Hamish de Bretton-Gordon
July 22, 2023
It is often said that “the only thing necessary for the triumph of evil is for good men to do nothing”. That maxim is about to be put to the test in the Black Sea. Following Russia’s shock withdrawal this week from the deal brokered in July 2022 by the UN and Turkey guaranteeing safe passage for grain exports, sudden and deliberate Russian missile attacks on Ukraine’s southern coast have destroyed 60,000 tonnes of grain and damaged vital storage infrastructure.
This is a criminal act, threatening starvation in African countries and higher food prices around the world. Yet the West seems to be shrugging its shoulders, implying “there’s nothing we can do” without the danger of escalation. If we accept this, then we risk all the progress Western powers have made in undermining Putin.

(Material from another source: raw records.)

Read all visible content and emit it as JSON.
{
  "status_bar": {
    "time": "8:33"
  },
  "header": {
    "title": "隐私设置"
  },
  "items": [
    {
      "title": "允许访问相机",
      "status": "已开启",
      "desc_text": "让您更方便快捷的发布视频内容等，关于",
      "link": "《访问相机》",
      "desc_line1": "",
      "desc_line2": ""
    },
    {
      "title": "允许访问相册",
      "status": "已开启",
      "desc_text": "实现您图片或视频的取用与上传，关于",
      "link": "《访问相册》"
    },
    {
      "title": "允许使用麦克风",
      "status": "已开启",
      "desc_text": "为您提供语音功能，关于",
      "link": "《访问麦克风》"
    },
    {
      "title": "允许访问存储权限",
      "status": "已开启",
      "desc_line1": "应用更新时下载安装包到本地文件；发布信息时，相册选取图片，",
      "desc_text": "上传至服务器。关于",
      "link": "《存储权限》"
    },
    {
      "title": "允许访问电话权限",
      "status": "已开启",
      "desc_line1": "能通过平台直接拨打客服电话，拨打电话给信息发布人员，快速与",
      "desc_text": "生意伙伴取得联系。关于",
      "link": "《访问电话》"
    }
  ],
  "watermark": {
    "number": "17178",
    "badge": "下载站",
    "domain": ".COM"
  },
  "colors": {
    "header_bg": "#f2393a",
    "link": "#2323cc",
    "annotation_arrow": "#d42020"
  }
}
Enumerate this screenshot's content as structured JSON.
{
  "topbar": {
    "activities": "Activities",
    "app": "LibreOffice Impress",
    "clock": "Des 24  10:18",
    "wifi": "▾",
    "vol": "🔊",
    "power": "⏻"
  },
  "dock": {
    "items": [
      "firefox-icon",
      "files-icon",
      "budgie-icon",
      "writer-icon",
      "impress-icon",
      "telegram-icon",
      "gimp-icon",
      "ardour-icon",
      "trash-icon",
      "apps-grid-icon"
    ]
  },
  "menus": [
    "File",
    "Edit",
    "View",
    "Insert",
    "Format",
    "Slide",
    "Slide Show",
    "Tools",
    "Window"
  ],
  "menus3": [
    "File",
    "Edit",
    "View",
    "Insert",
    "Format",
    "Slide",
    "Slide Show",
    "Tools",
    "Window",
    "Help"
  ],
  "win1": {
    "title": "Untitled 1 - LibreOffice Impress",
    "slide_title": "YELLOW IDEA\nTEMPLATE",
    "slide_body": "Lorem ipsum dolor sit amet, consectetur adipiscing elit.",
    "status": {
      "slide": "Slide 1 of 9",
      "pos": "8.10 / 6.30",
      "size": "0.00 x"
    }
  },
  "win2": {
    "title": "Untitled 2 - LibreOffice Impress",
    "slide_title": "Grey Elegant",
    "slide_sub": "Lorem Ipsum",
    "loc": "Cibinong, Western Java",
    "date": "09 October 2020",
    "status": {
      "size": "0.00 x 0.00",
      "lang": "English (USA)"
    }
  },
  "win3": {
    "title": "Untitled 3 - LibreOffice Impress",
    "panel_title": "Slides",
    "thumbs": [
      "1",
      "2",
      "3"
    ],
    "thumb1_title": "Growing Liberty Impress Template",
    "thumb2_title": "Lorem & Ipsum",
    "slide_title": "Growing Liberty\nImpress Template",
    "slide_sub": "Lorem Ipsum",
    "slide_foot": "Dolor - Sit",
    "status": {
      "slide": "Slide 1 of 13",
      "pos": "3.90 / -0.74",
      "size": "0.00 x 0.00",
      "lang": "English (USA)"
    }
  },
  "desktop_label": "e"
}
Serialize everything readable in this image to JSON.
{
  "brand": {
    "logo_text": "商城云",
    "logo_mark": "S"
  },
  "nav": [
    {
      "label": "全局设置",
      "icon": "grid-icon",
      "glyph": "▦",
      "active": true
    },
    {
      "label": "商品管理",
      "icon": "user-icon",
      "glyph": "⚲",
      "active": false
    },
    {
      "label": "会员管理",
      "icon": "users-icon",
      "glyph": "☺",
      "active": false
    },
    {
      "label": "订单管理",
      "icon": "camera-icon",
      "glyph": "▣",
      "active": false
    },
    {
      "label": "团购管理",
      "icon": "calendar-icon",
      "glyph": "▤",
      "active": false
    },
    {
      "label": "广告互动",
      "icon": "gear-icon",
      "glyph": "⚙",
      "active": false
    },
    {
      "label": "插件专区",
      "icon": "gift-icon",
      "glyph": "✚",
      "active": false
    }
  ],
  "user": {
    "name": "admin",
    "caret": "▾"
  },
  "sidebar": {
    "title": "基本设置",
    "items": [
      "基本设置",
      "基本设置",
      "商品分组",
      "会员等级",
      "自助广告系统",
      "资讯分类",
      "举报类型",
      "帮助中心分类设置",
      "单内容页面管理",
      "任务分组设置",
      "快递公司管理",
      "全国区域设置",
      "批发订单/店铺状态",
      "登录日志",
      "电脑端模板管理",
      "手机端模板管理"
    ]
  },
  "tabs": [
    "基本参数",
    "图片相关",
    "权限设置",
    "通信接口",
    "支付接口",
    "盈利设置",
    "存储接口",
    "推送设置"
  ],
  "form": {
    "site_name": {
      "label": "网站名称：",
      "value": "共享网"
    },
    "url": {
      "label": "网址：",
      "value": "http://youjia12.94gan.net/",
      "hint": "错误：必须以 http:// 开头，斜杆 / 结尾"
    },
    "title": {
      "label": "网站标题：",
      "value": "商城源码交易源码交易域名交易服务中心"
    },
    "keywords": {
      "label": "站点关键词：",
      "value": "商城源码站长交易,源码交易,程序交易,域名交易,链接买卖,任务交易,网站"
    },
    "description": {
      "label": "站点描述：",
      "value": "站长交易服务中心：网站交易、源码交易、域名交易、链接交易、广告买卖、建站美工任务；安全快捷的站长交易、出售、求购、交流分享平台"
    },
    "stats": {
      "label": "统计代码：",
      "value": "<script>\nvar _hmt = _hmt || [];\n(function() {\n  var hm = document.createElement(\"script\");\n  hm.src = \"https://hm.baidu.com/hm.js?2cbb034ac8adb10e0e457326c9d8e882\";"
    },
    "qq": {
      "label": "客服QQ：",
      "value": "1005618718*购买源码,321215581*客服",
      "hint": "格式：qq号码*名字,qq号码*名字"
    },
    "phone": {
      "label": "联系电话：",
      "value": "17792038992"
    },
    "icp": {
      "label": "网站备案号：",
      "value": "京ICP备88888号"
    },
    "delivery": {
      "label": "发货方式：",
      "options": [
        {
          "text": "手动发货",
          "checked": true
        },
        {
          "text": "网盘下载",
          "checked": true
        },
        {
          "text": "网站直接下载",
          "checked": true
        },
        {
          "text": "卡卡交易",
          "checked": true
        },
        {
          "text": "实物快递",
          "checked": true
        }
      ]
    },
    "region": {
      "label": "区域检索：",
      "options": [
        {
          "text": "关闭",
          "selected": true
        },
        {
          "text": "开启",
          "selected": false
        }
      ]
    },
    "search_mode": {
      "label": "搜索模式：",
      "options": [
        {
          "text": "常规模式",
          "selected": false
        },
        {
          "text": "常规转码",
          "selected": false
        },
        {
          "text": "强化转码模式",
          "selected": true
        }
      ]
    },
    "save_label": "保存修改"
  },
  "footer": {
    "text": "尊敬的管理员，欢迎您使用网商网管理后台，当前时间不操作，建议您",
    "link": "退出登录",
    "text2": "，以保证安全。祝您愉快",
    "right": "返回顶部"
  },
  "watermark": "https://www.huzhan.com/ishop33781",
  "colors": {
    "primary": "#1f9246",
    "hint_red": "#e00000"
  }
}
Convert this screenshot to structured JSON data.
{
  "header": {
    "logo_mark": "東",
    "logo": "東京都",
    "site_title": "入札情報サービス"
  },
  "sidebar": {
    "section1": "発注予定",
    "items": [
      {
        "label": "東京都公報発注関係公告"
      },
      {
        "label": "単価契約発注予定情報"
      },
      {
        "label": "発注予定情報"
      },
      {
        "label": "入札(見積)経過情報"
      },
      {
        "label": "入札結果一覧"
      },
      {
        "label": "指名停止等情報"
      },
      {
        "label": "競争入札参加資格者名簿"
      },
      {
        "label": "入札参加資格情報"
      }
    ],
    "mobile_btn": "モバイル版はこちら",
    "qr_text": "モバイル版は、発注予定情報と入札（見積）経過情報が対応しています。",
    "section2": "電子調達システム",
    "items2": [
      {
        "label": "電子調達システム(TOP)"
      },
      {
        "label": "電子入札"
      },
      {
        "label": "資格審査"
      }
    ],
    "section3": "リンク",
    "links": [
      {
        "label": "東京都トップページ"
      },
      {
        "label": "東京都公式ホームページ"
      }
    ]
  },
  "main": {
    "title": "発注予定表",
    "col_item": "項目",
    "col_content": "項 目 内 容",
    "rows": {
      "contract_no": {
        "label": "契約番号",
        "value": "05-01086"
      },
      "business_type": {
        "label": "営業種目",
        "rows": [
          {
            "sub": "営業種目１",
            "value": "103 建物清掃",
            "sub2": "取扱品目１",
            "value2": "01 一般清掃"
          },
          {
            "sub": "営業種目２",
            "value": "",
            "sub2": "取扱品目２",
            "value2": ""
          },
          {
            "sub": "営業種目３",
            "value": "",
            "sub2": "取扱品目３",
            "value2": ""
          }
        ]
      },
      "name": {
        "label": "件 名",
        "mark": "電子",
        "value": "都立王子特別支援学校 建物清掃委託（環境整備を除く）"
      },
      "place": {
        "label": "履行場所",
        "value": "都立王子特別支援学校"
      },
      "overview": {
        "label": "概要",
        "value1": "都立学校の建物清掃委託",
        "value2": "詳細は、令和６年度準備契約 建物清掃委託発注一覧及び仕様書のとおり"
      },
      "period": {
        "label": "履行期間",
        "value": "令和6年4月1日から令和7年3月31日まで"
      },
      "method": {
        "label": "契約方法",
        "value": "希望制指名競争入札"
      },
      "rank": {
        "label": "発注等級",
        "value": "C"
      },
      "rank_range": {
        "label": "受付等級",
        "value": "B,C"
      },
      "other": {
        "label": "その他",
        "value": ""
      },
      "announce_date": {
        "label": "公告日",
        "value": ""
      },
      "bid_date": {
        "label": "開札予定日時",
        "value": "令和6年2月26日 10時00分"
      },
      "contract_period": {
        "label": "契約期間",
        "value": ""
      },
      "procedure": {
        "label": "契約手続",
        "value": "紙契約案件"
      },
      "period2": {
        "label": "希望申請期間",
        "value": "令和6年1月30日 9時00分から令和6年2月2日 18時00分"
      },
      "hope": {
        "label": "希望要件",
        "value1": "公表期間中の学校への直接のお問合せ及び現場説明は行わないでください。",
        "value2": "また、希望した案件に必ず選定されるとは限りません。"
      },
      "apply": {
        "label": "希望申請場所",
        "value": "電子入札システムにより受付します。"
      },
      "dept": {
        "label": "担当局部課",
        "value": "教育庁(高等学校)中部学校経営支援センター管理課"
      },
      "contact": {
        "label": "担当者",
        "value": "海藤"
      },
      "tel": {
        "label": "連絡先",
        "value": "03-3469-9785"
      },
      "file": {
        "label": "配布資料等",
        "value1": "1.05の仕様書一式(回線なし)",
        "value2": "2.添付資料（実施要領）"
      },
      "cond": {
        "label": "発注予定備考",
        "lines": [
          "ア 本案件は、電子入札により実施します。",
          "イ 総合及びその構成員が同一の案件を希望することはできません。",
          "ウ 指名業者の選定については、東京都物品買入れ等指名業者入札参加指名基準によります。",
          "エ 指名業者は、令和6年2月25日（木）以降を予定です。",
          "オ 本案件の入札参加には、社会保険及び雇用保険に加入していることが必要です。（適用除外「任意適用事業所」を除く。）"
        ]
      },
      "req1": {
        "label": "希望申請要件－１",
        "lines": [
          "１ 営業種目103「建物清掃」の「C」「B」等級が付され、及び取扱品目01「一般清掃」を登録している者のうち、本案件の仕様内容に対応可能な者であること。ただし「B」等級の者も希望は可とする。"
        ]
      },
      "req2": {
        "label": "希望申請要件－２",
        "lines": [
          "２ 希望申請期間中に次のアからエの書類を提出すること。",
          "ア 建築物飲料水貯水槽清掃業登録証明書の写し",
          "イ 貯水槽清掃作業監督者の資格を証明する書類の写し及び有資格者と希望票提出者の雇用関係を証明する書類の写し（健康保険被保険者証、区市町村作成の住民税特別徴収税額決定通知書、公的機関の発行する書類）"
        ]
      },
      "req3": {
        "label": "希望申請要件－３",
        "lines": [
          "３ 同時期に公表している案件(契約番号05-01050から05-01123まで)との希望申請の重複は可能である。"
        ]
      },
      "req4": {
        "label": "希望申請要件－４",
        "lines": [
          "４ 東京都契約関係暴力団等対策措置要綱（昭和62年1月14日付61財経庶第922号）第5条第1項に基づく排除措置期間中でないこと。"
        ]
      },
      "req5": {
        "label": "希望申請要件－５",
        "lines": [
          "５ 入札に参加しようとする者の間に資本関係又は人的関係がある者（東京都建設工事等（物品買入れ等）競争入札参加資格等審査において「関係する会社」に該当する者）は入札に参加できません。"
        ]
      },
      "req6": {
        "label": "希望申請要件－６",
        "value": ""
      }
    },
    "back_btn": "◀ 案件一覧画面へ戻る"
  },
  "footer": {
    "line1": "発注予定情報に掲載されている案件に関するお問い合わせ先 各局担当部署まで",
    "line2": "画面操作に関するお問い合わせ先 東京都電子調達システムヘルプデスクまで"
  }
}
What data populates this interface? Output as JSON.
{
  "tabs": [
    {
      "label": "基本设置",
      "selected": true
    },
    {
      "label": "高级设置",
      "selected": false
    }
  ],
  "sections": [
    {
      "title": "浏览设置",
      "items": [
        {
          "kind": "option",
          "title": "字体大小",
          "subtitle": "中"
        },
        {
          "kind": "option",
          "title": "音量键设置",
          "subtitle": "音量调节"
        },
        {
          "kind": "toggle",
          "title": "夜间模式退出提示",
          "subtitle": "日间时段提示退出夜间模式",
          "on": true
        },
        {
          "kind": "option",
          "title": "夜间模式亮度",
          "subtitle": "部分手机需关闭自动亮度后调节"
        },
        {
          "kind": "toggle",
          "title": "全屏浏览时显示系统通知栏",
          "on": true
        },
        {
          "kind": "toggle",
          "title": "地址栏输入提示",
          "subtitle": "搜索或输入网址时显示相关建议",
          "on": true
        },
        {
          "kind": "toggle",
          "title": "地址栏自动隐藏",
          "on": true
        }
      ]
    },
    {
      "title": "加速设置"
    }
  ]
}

For months, I have talked about the dangers of Moscow waging “unconventional warfare” – whether going nuclear via blowing up the Zaporizhzhia power plant, or attacking chemical facilities, or, indeed, food supplies. The eventual attention given to the nuclear threat arguably deterred Moscow on the first two risks for now, but on the latter Nato and the UN were complacent, assuming Russia would not withdraw from a deal giving them access to top-table discussions with world leaders. That neglect has now come at a heavy price.
If Putin is waging a vicious campaign to try to bring famine to Africa – one he can still try to blame on Western sanctions – it would mark yet another horrific war crime to add to the growing list.
More than 50 million people across Somalia, Kenya, Ethiopia and South Sudan are in need of food aid due to successive years of failed rains. Thousands, perhaps tens of thousands, could now die. Furthermore, it would probably trigger a massive migration crisis into Europe, destabilising the Continent and advancing calls for an end to the war via a negotiated settlement. We must assume this is Putin’s primary aim.
It would also drive a wedge between the alliance supporting Ukraine after the comparative unity of the Nato summit at Vilnius last week. We know some are less committed to a maximalist Ukrainian victory. The prospect of increased food prices as we enter two years of important elections, including in the UK, may lead some to break cover and try to work with Russia rather than isolate it.
That the West can allow this should be unconscionable. For one, it would show to Putin that – once again – he can escalate this war without major consequence. How we respond to an incident like this will shape his strategy. Now it may be food, but next time it could be a tactical nuke.
There is next to nothing that Putin will not do if he is allowed to do it; he operates in the space that is given to him.
We should be thinking outside the box, invoking the spirit of the Berlin air lift in seeking to find extraordinary solutions. We could, for instance, try to protect grain ships through the formerly agreed boundaries of the deal, passing through international waters to Ukraine. The Montreux Agreement allows only warships from countries around the Black Sea to enter those waters, so a Nato flotilla to protect the grain ships would in theory be possible from Turkey, Bulgaria and Romania. Another option is to transport the grain across land via rail and road. Kyiv believes this is possible, and Germany is said to be warm to the idea in theory.
Whatever solutions we come up with, the vital thing to remember is that no level of depravity is off limits to Putin and his gangsters running this war. This is a global issue and not just between Russia and Ukraine. The grain crisis offers the West a chance to reach out to those countries who have, at times, leaned towards Moscow.
Turkey has been humiliated and will be sympathetic. African nations are listening, with Kenya’s government describing Russia’s decision to withdraw as a “stab in the back”. The UN brokered this deal and should feel morally obliged to find a solution rather than just sitting on its hands.
It is a tragic irony that it was the Royal Navy and Merchant Navy convoys that kept Russia in the fight against Nazi Germany, yet now it is Moscow that weaponises food against the free world. In these circumstances, shrugging and doing nothing cannot suffice.
Hamish de Bretton-Gordon is former commander of UK and Nato CBRN (Chemical, Biological, Radiological, Nuclear) forces